  • ¼ lb. Muntons Black Patent Malt

All of the below spices and Cacao Nibs are added at the end of the boil. Allow to steep for 15 minutes, and then start cooling wort as usual.

  • 5 oz. Cacao Nibs
  • 2 Cinnamon Sticks
  • 3 Whole Nutmeg
  • 3 Whole Allspice

Hops & Yeast

  • 1 oz Nugget 60 minutes
  • 1 oz Willamette 5 minutes

 

  • Wyeast 1335 or White Labs WLP007 (2 packs or vials) or an appropriate starter

Pumpkin Stout

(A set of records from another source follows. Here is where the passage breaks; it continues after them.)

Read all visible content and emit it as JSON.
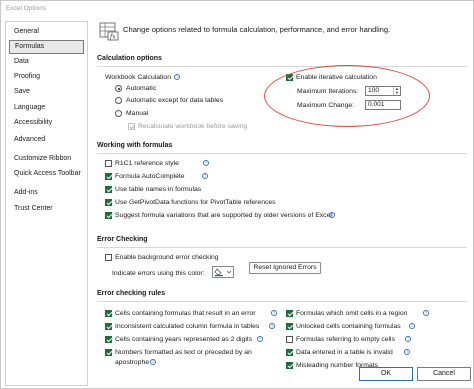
{
  "window": {
    "title": "Excel Options"
  },
  "sidebar": {
    "items": [
      {
        "label": "General"
      },
      {
        "label": "Formulas"
      },
      {
        "label": "Data"
      },
      {
        "label": "Proofing"
      },
      {
        "label": "Save"
      },
      {
        "label": "Language"
      },
      {
        "label": "Accessibility"
      },
      {
        "label": "Advanced"
      },
      {
        "label": "Customize Ribbon"
      },
      {
        "label": "Quick Access Toolbar"
      },
      {
        "label": "Add-ins"
      },
      {
        "label": "Trust Center"
      }
    ],
    "active_index": 1
  },
  "header": {
    "text": "Change options related to formula calculation, performance, and error handling."
  },
  "calculation_options": {
    "title": "Calculation options",
    "workbook_calc_label": "Workbook Calculation",
    "automatic": "Automatic",
    "automatic_except": "Automatic except for data tables",
    "manual": "Manual",
    "recalculate": "Recalculate workbook before saving",
    "enable_iterative": "Enable iterative calculation",
    "max_iterations_label": "Maximum Iterations:",
    "max_iterations_value": "100",
    "max_change_label": "Maximum Change:",
    "max_change_value": "0.001"
  },
  "working_with_formulas": {
    "title": "Working with formulas",
    "items": [
      {
        "label": "R1C1 reference style",
        "checked": false
      },
      {
        "label": "Formula AutoComplete",
        "checked": true
      },
      {
        "label": "Use table names in formulas",
        "checked": true
      },
      {
        "label": "Use GetPivotData functions for PivotTable references",
        "checked": true
      },
      {
        "label": "Suggest formula variations that are supported by older versions of Excel",
        "checked": true
      }
    ]
  },
  "error_checking": {
    "title": "Error Checking",
    "enable_background": "Enable background error checking",
    "indicate_label": "Indicate errors using this color:",
    "reset_button": "Reset Ignored Errors"
  },
  "error_checking_rules": {
    "title": "Error checking rules",
    "left": [
      {
        "label": "Cells containing formulas that result in an error",
        "checked": true
      },
      {
        "label": "Inconsistent calculated column formula in tables",
        "checked": true
      },
      {
        "label": "Cells containing years represented as 2 digits",
        "checked": true
      },
      {
        "label": "Numbers formatted as text or preceded by an",
        "label2": "apostrophe",
        "checked": true
      }
    ],
    "right": [
      {
        "label": "Formulas which omit cells in a region",
        "checked": true
      },
      {
        "label": "Unlocked cells containing formulas",
        "checked": true
      },
      {
        "label": "Formulas referring to empty cells",
        "checked": false
      },
      {
        "label": "Data entered in a table is invalid",
        "checked": true
      },
      {
        "label": "Misleading number formats",
        "checked": true
      }
    ]
  },
  "footer": {
    "ok": "OK",
    "cancel": "Cancel"
  },
  "colors": {
    "accent": "#1e6e3a",
    "annotation": "#e24b3b"
  }
}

Our next recipe is for a Pumpkin Stout. This is where Pumpkin Beer (besides the above Imperial Chocolate Pumpkin Porter) really starts to get my palate humming. You get what you expect from a Pumpkin Beer, mainly the spices. But then some waves of chocolate, coffee, and roasted barley intertwine themselves to create a whole new experience. The addition of Victory Malt will lend the flavors of a good pie-crust against the chocolate pumpkin backbone.

All Grain:
mash at 149° F for 60 minutes.
60 Minute Boil

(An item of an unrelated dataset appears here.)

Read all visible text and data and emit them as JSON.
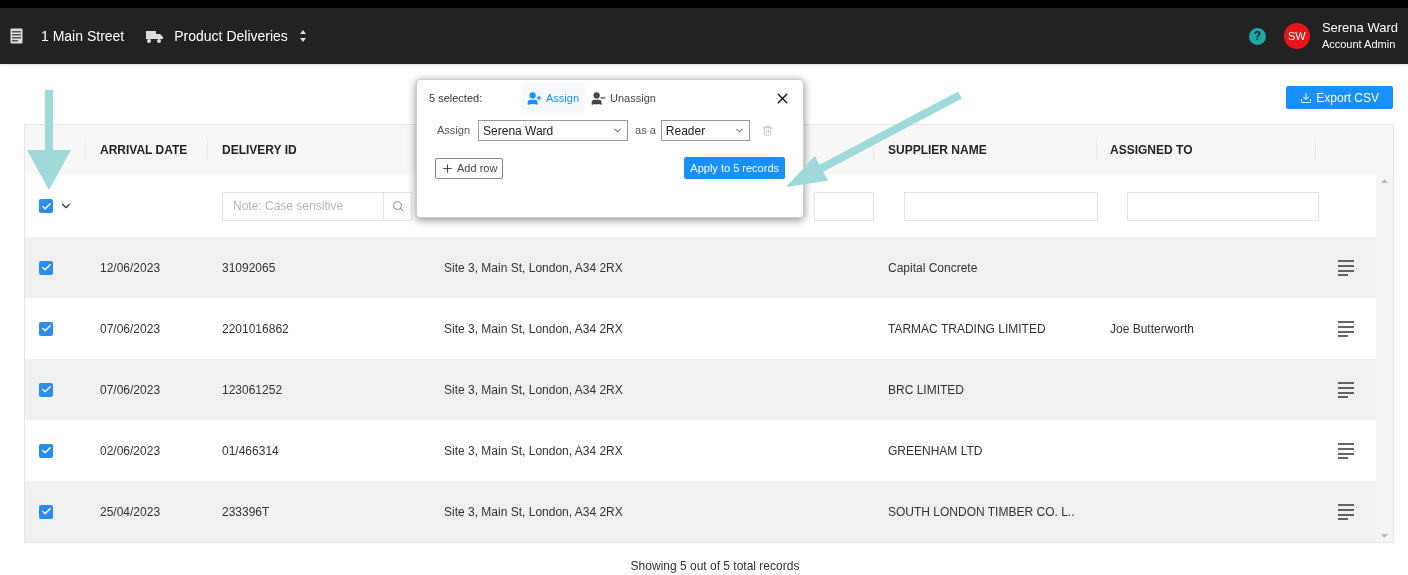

Grains and Spices

  • 10 lb Domestic Pale Malt
  • ½ lb Victory Malt
  • ¾ lb Thomas Fawcett Chocolate Malt
  • ¾ lb Briess Roasted Barley
  • ¼ lb Thomas Fawcett 90 L Crystal Malt

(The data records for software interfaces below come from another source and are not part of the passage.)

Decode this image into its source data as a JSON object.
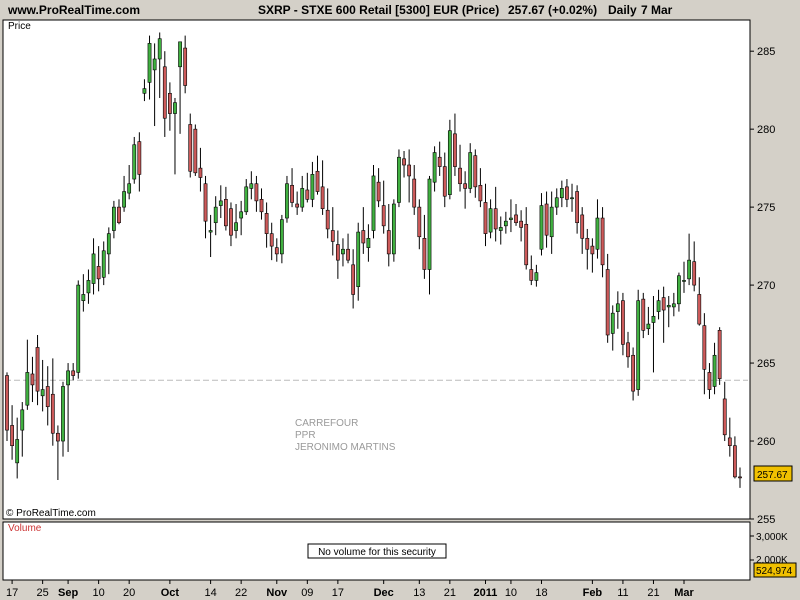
{
  "header": {
    "site": "www.ProRealTime.com",
    "title": "SXRP - STXE 600 Retail [5300] EUR (Price)",
    "price": "257.67 (+0.02%)",
    "period": "Daily",
    "date": "7 Mar"
  },
  "price_panel": {
    "label": "Price",
    "watermark": "© ProRealTime.com",
    "last_price_label": "257.67",
    "reference_level": 263.9,
    "annotations": [
      "CARREFOUR",
      "PPR",
      "JERONIMO MARTINS"
    ]
  },
  "volume_panel": {
    "label": "Volume",
    "message": "No volume for this security",
    "y_ticks": [
      "3,000K",
      "2,000K"
    ],
    "last_value_label": "524,974"
  },
  "colors": {
    "up": "#40b040",
    "down": "#cc5a5a",
    "wick": "#000000",
    "last_price_box": "#f0c000",
    "panel_bg": "#ffffff",
    "frame_bg": "#d4d0c8"
  },
  "chart_data": {
    "type": "candlestick",
    "ylim": [
      255,
      287
    ],
    "y_ticks": [
      255,
      260,
      265,
      270,
      275,
      280,
      285
    ],
    "x_ticks": [
      {
        "label": "17",
        "i": 1,
        "bold": false
      },
      {
        "label": "25",
        "i": 7,
        "bold": false
      },
      {
        "label": "Sep",
        "i": 12,
        "bold": true
      },
      {
        "label": "10",
        "i": 18,
        "bold": false
      },
      {
        "label": "20",
        "i": 24,
        "bold": false
      },
      {
        "label": "Oct",
        "i": 32,
        "bold": true
      },
      {
        "label": "14",
        "i": 40,
        "bold": false
      },
      {
        "label": "22",
        "i": 46,
        "bold": false
      },
      {
        "label": "Nov",
        "i": 53,
        "bold": true
      },
      {
        "label": "09",
        "i": 59,
        "bold": false
      },
      {
        "label": "17",
        "i": 65,
        "bold": false
      },
      {
        "label": "Dec",
        "i": 74,
        "bold": true
      },
      {
        "label": "13",
        "i": 81,
        "bold": false
      },
      {
        "label": "21",
        "i": 87,
        "bold": false
      },
      {
        "label": "2011",
        "i": 94,
        "bold": true
      },
      {
        "label": "10",
        "i": 99,
        "bold": false
      },
      {
        "label": "18",
        "i": 105,
        "bold": false
      },
      {
        "label": "Feb",
        "i": 115,
        "bold": true
      },
      {
        "label": "11",
        "i": 121,
        "bold": false
      },
      {
        "label": "21",
        "i": 127,
        "bold": false
      },
      {
        "label": "Mar",
        "i": 133,
        "bold": true
      }
    ],
    "candles": [
      {
        "o": 264.2,
        "h": 264.4,
        "l": 260.0,
        "c": 260.7
      },
      {
        "o": 261.0,
        "h": 262.3,
        "l": 258.8,
        "c": 259.7
      },
      {
        "o": 258.6,
        "h": 261.5,
        "l": 257.6,
        "c": 260.1
      },
      {
        "o": 260.7,
        "h": 262.5,
        "l": 259.0,
        "c": 262.0
      },
      {
        "o": 262.3,
        "h": 266.5,
        "l": 262.0,
        "c": 264.4
      },
      {
        "o": 264.3,
        "h": 265.4,
        "l": 262.5,
        "c": 263.6
      },
      {
        "o": 266.0,
        "h": 266.8,
        "l": 262.3,
        "c": 263.2
      },
      {
        "o": 262.9,
        "h": 265.2,
        "l": 261.9,
        "c": 263.3
      },
      {
        "o": 263.5,
        "h": 264.8,
        "l": 261.0,
        "c": 262.2
      },
      {
        "o": 263.0,
        "h": 265.3,
        "l": 259.7,
        "c": 260.5
      },
      {
        "o": 260.5,
        "h": 261.0,
        "l": 257.5,
        "c": 260.0
      },
      {
        "o": 260.0,
        "h": 263.8,
        "l": 259.0,
        "c": 263.5
      },
      {
        "o": 263.6,
        "h": 265.0,
        "l": 259.3,
        "c": 264.5
      },
      {
        "o": 264.5,
        "h": 265.0,
        "l": 263.9,
        "c": 264.2
      },
      {
        "o": 264.4,
        "h": 270.3,
        "l": 264.0,
        "c": 270.0
      },
      {
        "o": 269.0,
        "h": 270.7,
        "l": 268.3,
        "c": 269.4
      },
      {
        "o": 269.5,
        "h": 271.0,
        "l": 268.8,
        "c": 270.3
      },
      {
        "o": 270.1,
        "h": 273.0,
        "l": 269.4,
        "c": 272.0
      },
      {
        "o": 271.2,
        "h": 272.5,
        "l": 269.6,
        "c": 270.4
      },
      {
        "o": 270.5,
        "h": 272.8,
        "l": 270.0,
        "c": 272.2
      },
      {
        "o": 272.0,
        "h": 273.7,
        "l": 270.7,
        "c": 273.3
      },
      {
        "o": 273.5,
        "h": 275.4,
        "l": 273.0,
        "c": 275.0
      },
      {
        "o": 275.0,
        "h": 275.5,
        "l": 273.9,
        "c": 274.0
      },
      {
        "o": 275.0,
        "h": 277.0,
        "l": 274.7,
        "c": 276.0
      },
      {
        "o": 275.9,
        "h": 277.7,
        "l": 275.5,
        "c": 276.5
      },
      {
        "o": 276.8,
        "h": 279.5,
        "l": 276.5,
        "c": 279.0
      },
      {
        "o": 279.2,
        "h": 279.8,
        "l": 276.0,
        "c": 277.1
      },
      {
        "o": 282.3,
        "h": 283.2,
        "l": 281.8,
        "c": 282.6
      },
      {
        "o": 283.0,
        "h": 286.0,
        "l": 281.9,
        "c": 285.5
      },
      {
        "o": 283.8,
        "h": 285.5,
        "l": 280.2,
        "c": 284.5
      },
      {
        "o": 284.5,
        "h": 286.2,
        "l": 282.0,
        "c": 285.8
      },
      {
        "o": 284.0,
        "h": 285.0,
        "l": 279.5,
        "c": 280.7
      },
      {
        "o": 282.3,
        "h": 283.0,
        "l": 279.9,
        "c": 281.0
      },
      {
        "o": 281.0,
        "h": 282.0,
        "l": 277.1,
        "c": 281.7
      },
      {
        "o": 284.0,
        "h": 284.8,
        "l": 279.7,
        "c": 285.6
      },
      {
        "o": 285.2,
        "h": 286.0,
        "l": 282.3,
        "c": 282.8
      },
      {
        "o": 280.3,
        "h": 281.0,
        "l": 276.9,
        "c": 277.3
      },
      {
        "o": 280.0,
        "h": 280.3,
        "l": 277.0,
        "c": 277.2
      },
      {
        "o": 277.5,
        "h": 278.8,
        "l": 276.0,
        "c": 276.9
      },
      {
        "o": 276.5,
        "h": 277.0,
        "l": 273.0,
        "c": 274.1
      },
      {
        "o": 273.4,
        "h": 274.5,
        "l": 271.8,
        "c": 273.5
      },
      {
        "o": 274.0,
        "h": 275.7,
        "l": 273.2,
        "c": 275.0
      },
      {
        "o": 275.1,
        "h": 276.4,
        "l": 274.3,
        "c": 275.4
      },
      {
        "o": 275.5,
        "h": 276.3,
        "l": 273.5,
        "c": 273.8
      },
      {
        "o": 274.9,
        "h": 275.3,
        "l": 272.5,
        "c": 273.2
      },
      {
        "o": 273.5,
        "h": 275.2,
        "l": 273.0,
        "c": 274.0
      },
      {
        "o": 274.3,
        "h": 275.4,
        "l": 273.2,
        "c": 274.7
      },
      {
        "o": 274.7,
        "h": 276.8,
        "l": 274.5,
        "c": 276.3
      },
      {
        "o": 276.2,
        "h": 277.3,
        "l": 275.5,
        "c": 276.5
      },
      {
        "o": 276.5,
        "h": 277.0,
        "l": 274.7,
        "c": 275.4
      },
      {
        "o": 275.5,
        "h": 276.2,
        "l": 274.2,
        "c": 274.7
      },
      {
        "o": 274.6,
        "h": 275.3,
        "l": 272.4,
        "c": 273.3
      },
      {
        "o": 273.3,
        "h": 274.0,
        "l": 271.6,
        "c": 272.5
      },
      {
        "o": 272.4,
        "h": 273.0,
        "l": 271.5,
        "c": 272.0
      },
      {
        "o": 272.0,
        "h": 274.5,
        "l": 271.4,
        "c": 274.2
      },
      {
        "o": 274.3,
        "h": 277.0,
        "l": 274.0,
        "c": 276.5
      },
      {
        "o": 276.4,
        "h": 277.5,
        "l": 275.0,
        "c": 275.3
      },
      {
        "o": 275.2,
        "h": 276.0,
        "l": 274.5,
        "c": 275.0
      },
      {
        "o": 275.0,
        "h": 277.0,
        "l": 274.7,
        "c": 276.2
      },
      {
        "o": 276.1,
        "h": 277.2,
        "l": 275.3,
        "c": 275.5
      },
      {
        "o": 275.5,
        "h": 277.9,
        "l": 275.0,
        "c": 277.1
      },
      {
        "o": 277.3,
        "h": 278.3,
        "l": 275.8,
        "c": 276.0
      },
      {
        "o": 276.3,
        "h": 278.0,
        "l": 274.5,
        "c": 274.9
      },
      {
        "o": 274.8,
        "h": 276.2,
        "l": 273.0,
        "c": 273.6
      },
      {
        "o": 273.5,
        "h": 275.0,
        "l": 271.9,
        "c": 272.8
      },
      {
        "o": 272.6,
        "h": 273.5,
        "l": 270.4,
        "c": 271.6
      },
      {
        "o": 272.0,
        "h": 273.0,
        "l": 271.2,
        "c": 272.3
      },
      {
        "o": 272.3,
        "h": 273.3,
        "l": 271.4,
        "c": 271.6
      },
      {
        "o": 271.3,
        "h": 272.3,
        "l": 268.5,
        "c": 269.4
      },
      {
        "o": 269.9,
        "h": 274.0,
        "l": 269.0,
        "c": 273.4
      },
      {
        "o": 273.5,
        "h": 275.0,
        "l": 272.0,
        "c": 272.7
      },
      {
        "o": 272.4,
        "h": 273.9,
        "l": 271.5,
        "c": 273.0
      },
      {
        "o": 273.5,
        "h": 277.7,
        "l": 273.0,
        "c": 277.0
      },
      {
        "o": 276.6,
        "h": 277.5,
        "l": 275.0,
        "c": 275.4
      },
      {
        "o": 275.1,
        "h": 276.7,
        "l": 273.3,
        "c": 273.8
      },
      {
        "o": 273.5,
        "h": 275.2,
        "l": 271.2,
        "c": 272.0
      },
      {
        "o": 272.0,
        "h": 275.5,
        "l": 271.5,
        "c": 275.2
      },
      {
        "o": 275.3,
        "h": 278.7,
        "l": 275.0,
        "c": 278.2
      },
      {
        "o": 278.1,
        "h": 278.6,
        "l": 276.9,
        "c": 277.7
      },
      {
        "o": 277.7,
        "h": 278.7,
        "l": 275.3,
        "c": 277.0
      },
      {
        "o": 276.8,
        "h": 277.7,
        "l": 274.5,
        "c": 275.0
      },
      {
        "o": 275.0,
        "h": 275.5,
        "l": 272.3,
        "c": 273.1
      },
      {
        "o": 273.0,
        "h": 274.5,
        "l": 270.4,
        "c": 271.0
      },
      {
        "o": 271.0,
        "h": 277.0,
        "l": 269.4,
        "c": 276.8
      },
      {
        "o": 276.6,
        "h": 278.9,
        "l": 276.0,
        "c": 278.5
      },
      {
        "o": 278.2,
        "h": 279.2,
        "l": 277.0,
        "c": 277.6
      },
      {
        "o": 277.6,
        "h": 278.5,
        "l": 275.0,
        "c": 275.7
      },
      {
        "o": 275.8,
        "h": 280.6,
        "l": 275.5,
        "c": 279.9
      },
      {
        "o": 279.7,
        "h": 281.0,
        "l": 277.0,
        "c": 277.6
      },
      {
        "o": 277.5,
        "h": 279.0,
        "l": 276.0,
        "c": 276.5
      },
      {
        "o": 276.5,
        "h": 277.3,
        "l": 274.9,
        "c": 276.2
      },
      {
        "o": 276.2,
        "h": 279.1,
        "l": 275.9,
        "c": 278.5
      },
      {
        "o": 278.3,
        "h": 278.7,
        "l": 275.6,
        "c": 276.3
      },
      {
        "o": 276.4,
        "h": 277.5,
        "l": 275.0,
        "c": 275.4
      },
      {
        "o": 275.3,
        "h": 276.5,
        "l": 272.5,
        "c": 273.3
      },
      {
        "o": 273.4,
        "h": 275.5,
        "l": 273.0,
        "c": 274.9
      },
      {
        "o": 274.9,
        "h": 276.3,
        "l": 272.8,
        "c": 273.6
      },
      {
        "o": 273.5,
        "h": 274.4,
        "l": 272.6,
        "c": 273.7
      },
      {
        "o": 273.8,
        "h": 274.7,
        "l": 273.3,
        "c": 274.1
      },
      {
        "o": 274.2,
        "h": 275.5,
        "l": 273.4,
        "c": 274.3
      },
      {
        "o": 274.5,
        "h": 275.2,
        "l": 273.8,
        "c": 274.0
      },
      {
        "o": 274.1,
        "h": 274.8,
        "l": 272.8,
        "c": 273.7
      },
      {
        "o": 273.9,
        "h": 275.0,
        "l": 271.0,
        "c": 271.3
      },
      {
        "o": 271.0,
        "h": 271.9,
        "l": 270.0,
        "c": 270.3
      },
      {
        "o": 270.3,
        "h": 271.3,
        "l": 269.9,
        "c": 270.8
      },
      {
        "o": 272.3,
        "h": 275.9,
        "l": 271.9,
        "c": 275.1
      },
      {
        "o": 275.2,
        "h": 276.0,
        "l": 272.4,
        "c": 273.2
      },
      {
        "o": 273.1,
        "h": 276.0,
        "l": 272.0,
        "c": 275.0
      },
      {
        "o": 275.0,
        "h": 276.2,
        "l": 274.5,
        "c": 275.6
      },
      {
        "o": 275.6,
        "h": 276.7,
        "l": 275.0,
        "c": 276.2
      },
      {
        "o": 276.3,
        "h": 276.8,
        "l": 275.0,
        "c": 275.5
      },
      {
        "o": 275.6,
        "h": 276.5,
        "l": 274.7,
        "c": 275.6
      },
      {
        "o": 276.0,
        "h": 276.4,
        "l": 273.3,
        "c": 274.0
      },
      {
        "o": 274.5,
        "h": 275.0,
        "l": 272.0,
        "c": 273.0
      },
      {
        "o": 273.0,
        "h": 273.6,
        "l": 271.0,
        "c": 272.3
      },
      {
        "o": 272.5,
        "h": 273.0,
        "l": 270.8,
        "c": 272.0
      },
      {
        "o": 272.3,
        "h": 275.5,
        "l": 271.7,
        "c": 274.3
      },
      {
        "o": 274.3,
        "h": 275.0,
        "l": 270.5,
        "c": 271.3
      },
      {
        "o": 271.0,
        "h": 272.0,
        "l": 266.3,
        "c": 266.8
      },
      {
        "o": 266.9,
        "h": 268.7,
        "l": 265.8,
        "c": 268.2
      },
      {
        "o": 268.3,
        "h": 269.6,
        "l": 267.2,
        "c": 268.8
      },
      {
        "o": 269.0,
        "h": 269.5,
        "l": 265.5,
        "c": 266.2
      },
      {
        "o": 266.3,
        "h": 267.0,
        "l": 264.7,
        "c": 265.4
      },
      {
        "o": 265.5,
        "h": 266.0,
        "l": 262.6,
        "c": 263.2
      },
      {
        "o": 263.3,
        "h": 269.7,
        "l": 262.9,
        "c": 269.0
      },
      {
        "o": 269.1,
        "h": 269.5,
        "l": 266.6,
        "c": 267.1
      },
      {
        "o": 267.2,
        "h": 268.6,
        "l": 266.8,
        "c": 267.5
      },
      {
        "o": 267.6,
        "h": 269.3,
        "l": 264.4,
        "c": 268.0
      },
      {
        "o": 268.3,
        "h": 269.7,
        "l": 267.8,
        "c": 269.0
      },
      {
        "o": 269.2,
        "h": 269.9,
        "l": 266.3,
        "c": 268.4
      },
      {
        "o": 268.6,
        "h": 269.3,
        "l": 267.3,
        "c": 268.7
      },
      {
        "o": 268.6,
        "h": 269.5,
        "l": 268.0,
        "c": 268.8
      },
      {
        "o": 268.8,
        "h": 270.8,
        "l": 268.3,
        "c": 270.6
      },
      {
        "o": 270.3,
        "h": 271.5,
        "l": 269.5,
        "c": 270.3
      },
      {
        "o": 270.4,
        "h": 273.3,
        "l": 270.0,
        "c": 271.6
      },
      {
        "o": 271.5,
        "h": 272.8,
        "l": 269.6,
        "c": 270.0
      },
      {
        "o": 269.4,
        "h": 270.5,
        "l": 267.4,
        "c": 267.5
      },
      {
        "o": 267.4,
        "h": 268.2,
        "l": 263.0,
        "c": 264.6
      },
      {
        "o": 264.4,
        "h": 265.0,
        "l": 262.7,
        "c": 263.3
      },
      {
        "o": 263.5,
        "h": 266.3,
        "l": 263.0,
        "c": 265.5
      },
      {
        "o": 267.1,
        "h": 267.3,
        "l": 263.6,
        "c": 264.0
      },
      {
        "o": 262.7,
        "h": 263.8,
        "l": 260.0,
        "c": 260.4
      },
      {
        "o": 260.2,
        "h": 261.5,
        "l": 259.0,
        "c": 259.7
      },
      {
        "o": 259.7,
        "h": 260.3,
        "l": 257.6,
        "c": 257.7
      },
      {
        "o": 257.7,
        "h": 258.3,
        "l": 257.0,
        "c": 257.67
      }
    ]
  }
}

All of the below spices and are added at the end of the boil. Allow to steep for 15 minutes, and then start cooling wort as usual.

  • 2 Cinnamon Sticks
  • 2 Whole Nutmeg
  • 4 Whole Allspice

Hops & Yeast

  • 1 oz Kent Goldings 60 minutes

 

  • Wyeast 1968 or White Labs WLP002 (2 packs or vials) or an appropriate starter

Extract with Grains

  • 6.6 lb Briess Light LME
  • 1 lb Briess Light DME
  • ½ lb Victory Malt
  • ¾ lb Thomas Fawcett Chocolate Malt
  • ¾ lb Briess Roasted Barley
  • ¼ lb Thomas Fawcett 90 L Crystal Malt

All of the below spices are added at the end of the boil. Allow to steep for 15 minutes, and then start cooling wort as usual.

  • 2 Cinnamon Sticks
  • 2 Whole Nutmeg
  • 4 Whole Allspice

Hops & Yeast

  • 1 oz Brewers Gold 60 minutes

 

  • Wyeast 1968 or White Labs WLP002 (2 packs or vials) or an appropriate starter

 Pumking (By Southern Tier Brewing Co) Clone

Next up we will tackle a Pumpkin Beer that seems to be the seasonal beer that is on the shelf all year round, Pumking by Southern Tier Brewing. This is by far one of the bigger and heavier of the Pumpkin Beers. I can only think of Weyerbacher’s Imperial Pumpkin Ale that even comes close. Both of these beers have the Pumpkin Pie in a bottle, but with a big body and a boozy temperament. I actually like Pumking. But only once a year, and typically, just one bottle. After that, I’m good for a whole year. Well, maybe a year. If I have one in November at Thanksgiving, I actually only have to wait 8 more months for one. A special thanks to a friend from Southern Tier who helped me put this recipe together. It is not identical, but damn closer than any of the other recipes I saw on other homebrew forums.  All-Grain brewers should take note of the higher than normal mash temp. Be careful not to over-shoot and destroy the enzymatic activity. Constant stirring during mash-in will be important!

All Grain:
mash at 156° F for 60 minutes.
60 Minute Boil

Grains and Spices

  • 16 lb English Pale Malt (Pale, NOT Maris Otter)
  • 1 lb English Crystal 60
  • 1 lb Dark Candi Sugar (D45)

All the spices will be added during the last 10 minutes of the boil.

  • 2 Cinnamon Sticks
  • 3 Whole Nutmeg
  • 4 Whole Allspice

Hops & Yeast

  • 1 oz Magnum 60 minutes
  • 1 oz Sterling 10 minutes

 

  • Wyeast 1056 or White Labs WLP001 (2 packs or vials) or an appropriate starter

Extract with Grains

  • 6.6 lb Munton’s Light LME
  • 3 lb Munton’s Light DME
  • 1 lb English Crystal 60
  • 1 lb Dark Candi Sugar (D45)

All the spices will be added during the last 10 minutes of the boil.

  • 2 Cinnamon Sticks
  • 3 Whole Nutmeg
  • 4 Whole Allspice

Hops & Yeast

  • 1.5 oz Magnum 60 minutes
  • Wyeast 1056 or White Labs WLP001 (2 packs or vials) or an appropriate starter